Search

Your search for 'dc_creator:( "Johnston, Sarah Iles (Princeton)" ) OR dc_contributor:( "Johnston, Sarah Iles (Princeton)" )' returned 23 results. Modify search

Sort Results by Relevance | Newest titles first | Oldest titles first

Demonology

(1,854 words)

Author(s): Baltes, Matthias (Münster) | Johnston, Sarah Iles (Princeton) | Habermehl, Peter (Berlin)
[German version] A. Definition Demonology is the philosophical doctrine of the daímones ( Demons) ─ intermediate beings between gods and men ─ that the Platonic Academy first systematically developed subsequent to the problem posed by the Socratic daimónion (δαιμόνιον). Baltes, Matthias (Münster) [German version] B. Preplatonic It is not possible to reconstruct a systematic Pre-platonic demonology although later philosophers, e.g., Aetius (1,8,2), Aristoxenus (fr. 34), Aristotle (fr. 192 Rose) and Plutarch (De Is. et Os. 360e), believed th…

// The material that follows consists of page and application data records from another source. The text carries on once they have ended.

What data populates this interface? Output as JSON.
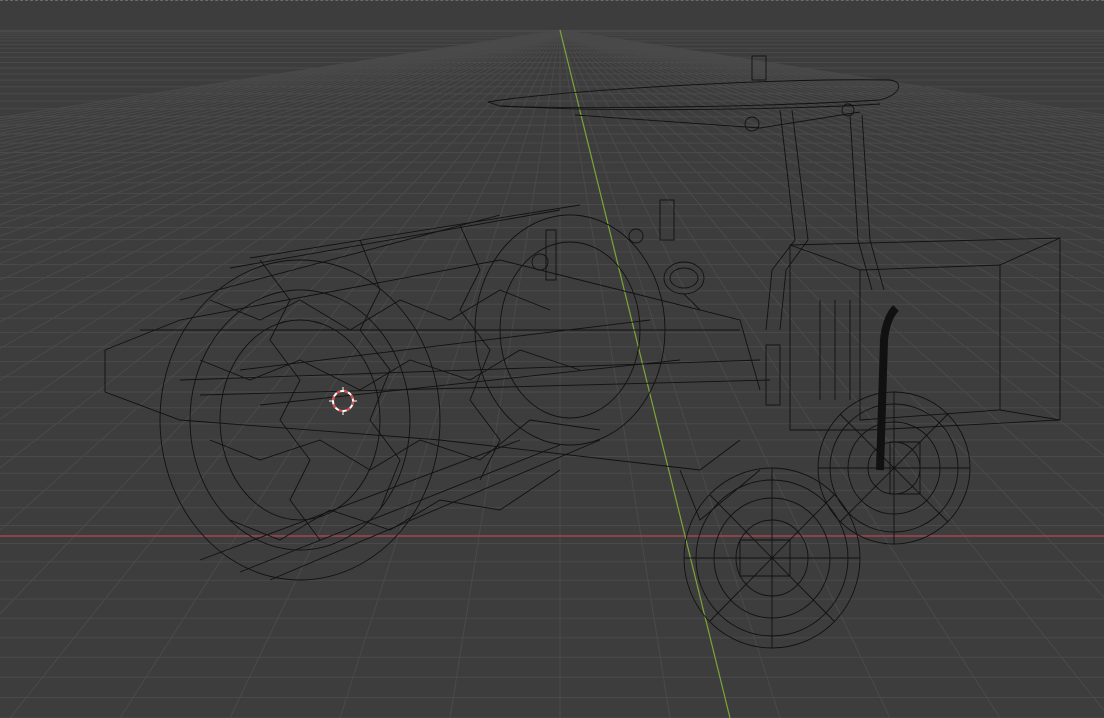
{
  "app": {
    "name": "3D viewport",
    "shading_mode": "wireframe",
    "view": "perspective"
  },
  "colors": {
    "background": "#3d3d3d",
    "grid_line": "#4a4a4a",
    "x_axis": "#b5484f",
    "y_axis": "#7aa53a",
    "wire": "#111111",
    "cursor_red": "#e04a4a",
    "cursor_white": "#ffffff"
  },
  "icons": {
    "cursor": "3d-cursor-icon"
  },
  "scene": {
    "object": "road-roller-wireframe-model"
  }
}
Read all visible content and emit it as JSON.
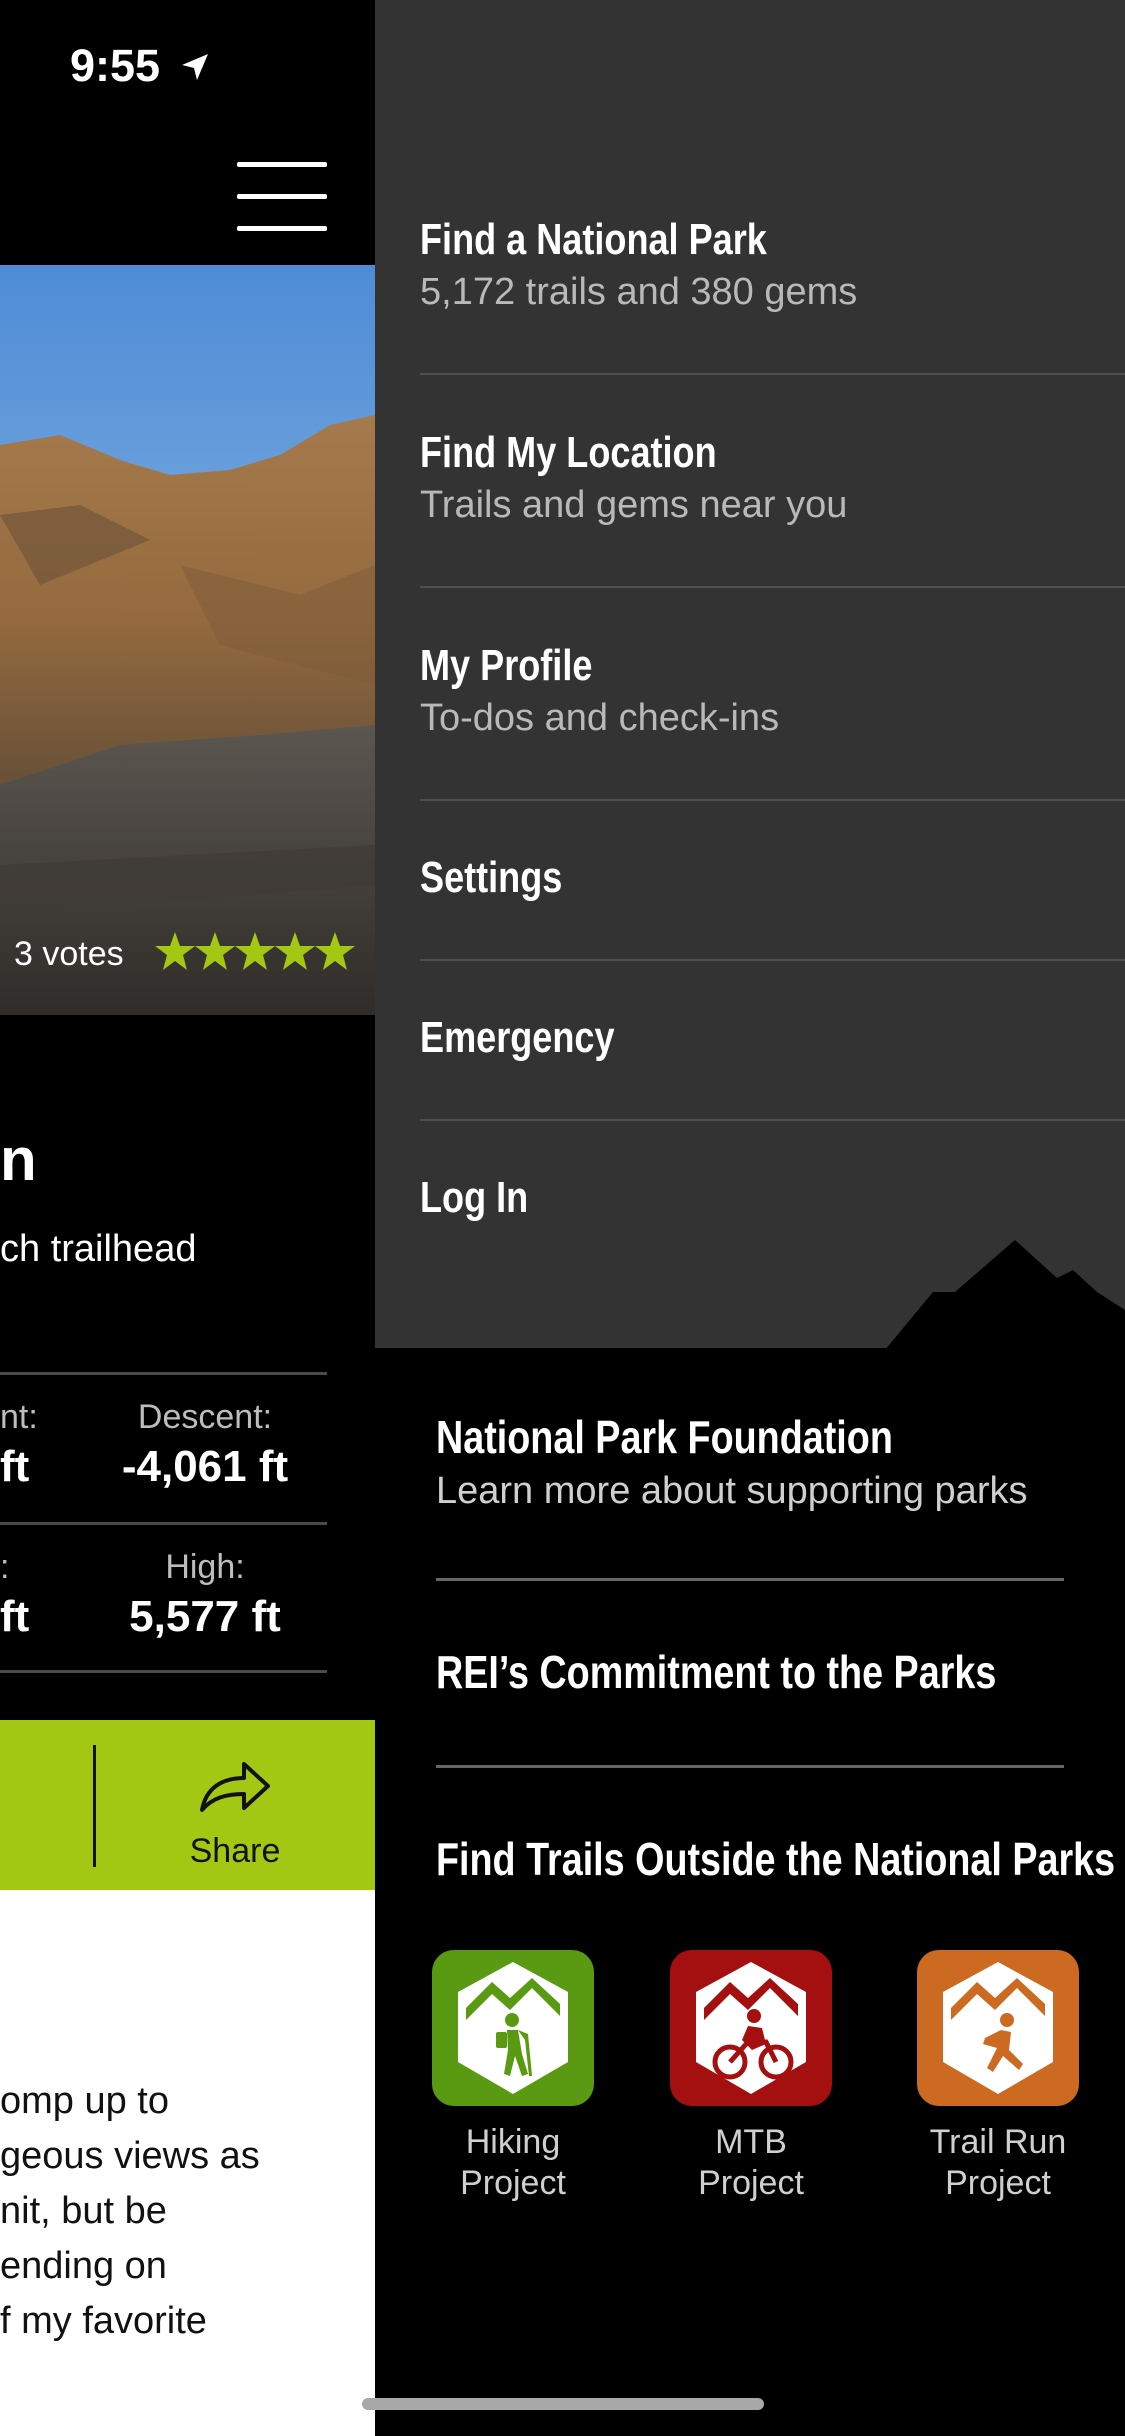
{
  "status_bar": {
    "time": "9:55"
  },
  "trail": {
    "votes": "3 votes",
    "rating": 5,
    "title_fragment": "n",
    "subtitle_fragment": "ch trailhead",
    "stats": {
      "ascent_label": "nt:",
      "ascent_value": "ft",
      "descent_label": "Descent:",
      "descent_value": "-4,061 ft",
      "low_label": ":",
      "low_value": "ft",
      "high_label": "High:",
      "high_value": "5,577 ft"
    },
    "share_label": "Share",
    "description_lines": [
      "omp up to",
      "geous views as",
      "nit, but be",
      "ending on",
      "f my favorite"
    ]
  },
  "menu": {
    "items": [
      {
        "title": "Find a National Park",
        "subtitle": "5,172 trails and 380 gems"
      },
      {
        "title": "Find My Location",
        "subtitle": "Trails and gems near you"
      },
      {
        "title": "My Profile",
        "subtitle": "To-dos and check-ins"
      },
      {
        "title": "Settings"
      },
      {
        "title": "Emergency"
      },
      {
        "title": "Log In"
      }
    ]
  },
  "links": {
    "npf_title": "National Park Foundation",
    "npf_subtitle": "Learn more about supporting parks",
    "rei_title": "REI’s Commitment to the Parks",
    "outside_title": "Find Trails Outside the National Parks"
  },
  "apps": [
    {
      "line1": "Hiking",
      "line2": "Project",
      "color": "#5a9a12",
      "icon": "hiker-icon"
    },
    {
      "line1": "MTB",
      "line2": "Project",
      "color": "#a3100f",
      "icon": "cyclist-icon"
    },
    {
      "line1": "Trail Run",
      "line2": "Project",
      "color": "#cc6a22",
      "icon": "runner-icon"
    }
  ],
  "colors": {
    "accent_green": "#a3c814",
    "drawer_bg": "#333333",
    "star": "#a3c814"
  }
}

Iphinoe

(96 words)

Author(s): Johnston, Sarah Iles (Princeton)
[German version] (Ἰφινόη; Iphinóē). Name of various heroines in myth and cult: one was a daughter of the Megarian king  Alcathous [1] at whose grave girls offered libations and locks of hair before marriage (Paus. 1,43,3f.), another was a daughter of king  Proetus (Apollod. 2,29) who died when Melampus tried to cure her and her sisters of madness. She may have been honoured with rites during the Argive Agrigonia. (Hsch. s.v. Agrania). Johnston, Sarah Iles (Princeton) Bibliography W. Burkert, Homo Necans, 1972, 189-200 K. Dowden, Death and the Maiden. Girls' Initiation Rites in…

Lamia

(900 words)

Author(s): Johnston, Sarah Iles (Princeton) | Kramolisch, Herwig (Eppelheim) | Wirbelauer, Eckhard (Freiburg)
[German version] [1] Female spirit (Λάμια; Lámia). A female spirit who specialized in attacking children (Duris, FGrH 76 F 17; Diod. Sic. 20,41,3-5; Str. 1,2,8; [1. ch. 5]). In this function, L. was often confused with Gello, Mormo and the Strix. In later sources, L. also seduces and destroys attractive men (Philostr. VA 4,25; cf. Apul. Met. 1,17). Her name is etymologically related to laimós (‘maw’), which is an expression of her all-consuming hunger (cf. Hor. Ars P. 340; Hom. Od. 10,81-117 on Lamus, the king of the cannibalistic Laestrygones; lamía is also a designation for ‘shark’…
▲   Back to top   ▲